My constructed race, along with my economic status, gender, and sexual orientation position me with freedom to do almost anything and fear almost nothing, while this video that my pastor shared on Sunday is a powerful reminder of how the institutions that guarantee my freedom are the same ones that murder and terrorize my fellow citizens. It's a video that is actually narrow in the monumental scope of racism in our country. It speaks not a word to the disproportionate effects of and inappropriate responses to the current pandemic and the many other ways racism is systemically ingrained in our society. And, it was made before Breonna Taylor and George Floyd were brutally killed in the last few weeks.
The video ends, and then...
This crisis disproportionately affects people of color, but I start by recognizing my responsibility to be part of the solution. I must use my privilege to see and name racism and other forms of discrimination, to rally and vote for anti-racist policies, and to parent my own kids as best I can. I also recognize my faults in this work and continue to try to improve.
For Harlem Academy, our team remains resolute in building a school that provides equity of opportunity for promising youth. We affirm the identity of our students and serve as a place that celebrates their diversity in all its forms including their Blackness. We will continue our work as an anti-racist organization and do everything we can to ensure that Harlem Academy students graduate with the tools for the realization of their own goals and to push with us and on us for a more just society.
More specific to our institutional response, our students' mental health is our top priority. I want to start by echoing science teacher Dr. James's community meeting message from Friday that it's critical that students (and alumni) have healthy opportunities to connect. In addition, members of our team: Ms. Diouf (equity and inclusion and graduate advising), Ms. Baber (counseling), and Ms. April (mindfulness and meditation) will continue direct work with individuals and groups, as well as support for teachers and staff. Some intentional space for processing has already been made for middle school students, and we will continue to share resources for all students and their families in the coming weeks.

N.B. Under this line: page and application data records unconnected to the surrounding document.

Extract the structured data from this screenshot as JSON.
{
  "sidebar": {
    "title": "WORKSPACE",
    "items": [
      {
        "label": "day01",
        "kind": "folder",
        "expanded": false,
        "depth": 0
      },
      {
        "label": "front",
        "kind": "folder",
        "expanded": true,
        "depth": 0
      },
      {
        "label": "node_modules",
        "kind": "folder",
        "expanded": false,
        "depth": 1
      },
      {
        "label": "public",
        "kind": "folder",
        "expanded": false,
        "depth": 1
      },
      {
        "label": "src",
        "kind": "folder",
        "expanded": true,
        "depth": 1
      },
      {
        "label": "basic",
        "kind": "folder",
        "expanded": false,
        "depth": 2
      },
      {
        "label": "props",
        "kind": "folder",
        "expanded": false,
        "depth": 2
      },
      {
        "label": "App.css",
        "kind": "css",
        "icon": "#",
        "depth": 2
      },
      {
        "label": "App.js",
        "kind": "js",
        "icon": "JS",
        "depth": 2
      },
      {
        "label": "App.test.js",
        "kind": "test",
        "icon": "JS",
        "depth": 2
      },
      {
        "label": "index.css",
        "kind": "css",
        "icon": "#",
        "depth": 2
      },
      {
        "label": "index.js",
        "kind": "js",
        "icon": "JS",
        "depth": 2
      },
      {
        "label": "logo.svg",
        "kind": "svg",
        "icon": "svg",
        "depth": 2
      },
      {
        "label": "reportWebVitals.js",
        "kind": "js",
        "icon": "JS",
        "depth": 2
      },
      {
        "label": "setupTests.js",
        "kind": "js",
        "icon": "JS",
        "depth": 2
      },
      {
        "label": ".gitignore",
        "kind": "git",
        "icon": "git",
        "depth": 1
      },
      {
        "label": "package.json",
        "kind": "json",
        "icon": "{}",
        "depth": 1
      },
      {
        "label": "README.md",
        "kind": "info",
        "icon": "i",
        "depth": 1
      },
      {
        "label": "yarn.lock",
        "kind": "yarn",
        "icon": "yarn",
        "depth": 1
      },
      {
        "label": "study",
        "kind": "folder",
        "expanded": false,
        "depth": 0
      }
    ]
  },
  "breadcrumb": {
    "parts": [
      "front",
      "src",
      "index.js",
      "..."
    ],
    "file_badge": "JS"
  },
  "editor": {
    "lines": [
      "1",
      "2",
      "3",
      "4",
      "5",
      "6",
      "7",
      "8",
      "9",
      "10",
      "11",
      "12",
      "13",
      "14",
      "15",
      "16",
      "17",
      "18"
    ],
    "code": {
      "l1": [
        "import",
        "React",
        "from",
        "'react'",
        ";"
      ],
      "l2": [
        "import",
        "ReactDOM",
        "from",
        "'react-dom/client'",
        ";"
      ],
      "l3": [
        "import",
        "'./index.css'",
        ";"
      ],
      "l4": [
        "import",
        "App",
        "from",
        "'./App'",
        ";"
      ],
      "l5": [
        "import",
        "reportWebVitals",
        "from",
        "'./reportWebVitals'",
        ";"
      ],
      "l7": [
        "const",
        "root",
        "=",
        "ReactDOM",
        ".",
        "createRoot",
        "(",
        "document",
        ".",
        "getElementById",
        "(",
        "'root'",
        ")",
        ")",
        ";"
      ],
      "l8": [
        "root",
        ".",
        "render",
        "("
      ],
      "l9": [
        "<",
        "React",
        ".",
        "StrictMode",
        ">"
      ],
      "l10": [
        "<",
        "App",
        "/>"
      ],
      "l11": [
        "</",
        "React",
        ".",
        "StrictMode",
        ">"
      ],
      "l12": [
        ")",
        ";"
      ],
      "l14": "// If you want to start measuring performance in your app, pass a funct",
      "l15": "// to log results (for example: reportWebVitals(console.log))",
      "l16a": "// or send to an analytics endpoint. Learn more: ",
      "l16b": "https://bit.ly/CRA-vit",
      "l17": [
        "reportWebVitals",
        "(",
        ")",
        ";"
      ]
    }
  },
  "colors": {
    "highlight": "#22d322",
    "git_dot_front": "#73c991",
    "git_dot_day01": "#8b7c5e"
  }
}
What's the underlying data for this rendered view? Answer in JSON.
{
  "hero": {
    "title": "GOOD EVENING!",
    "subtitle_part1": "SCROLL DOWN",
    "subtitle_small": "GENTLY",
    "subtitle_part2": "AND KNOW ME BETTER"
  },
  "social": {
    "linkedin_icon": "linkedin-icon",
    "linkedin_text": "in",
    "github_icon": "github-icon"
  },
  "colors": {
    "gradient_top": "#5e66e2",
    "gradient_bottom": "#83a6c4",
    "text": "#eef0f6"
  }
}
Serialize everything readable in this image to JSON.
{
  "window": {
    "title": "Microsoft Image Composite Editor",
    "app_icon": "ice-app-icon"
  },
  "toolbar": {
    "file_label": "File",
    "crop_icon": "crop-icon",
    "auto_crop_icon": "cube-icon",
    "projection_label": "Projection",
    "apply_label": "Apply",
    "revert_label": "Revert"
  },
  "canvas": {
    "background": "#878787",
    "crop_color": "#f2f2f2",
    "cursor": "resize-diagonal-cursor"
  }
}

And, just as we ask students and alumni to stay connected with each other, we ask the same of parents, team members, and everyone who considers themselves part of the larger Harlem Academy community.
I am available for follow-up as needed and hope you take care in these challenging times and always.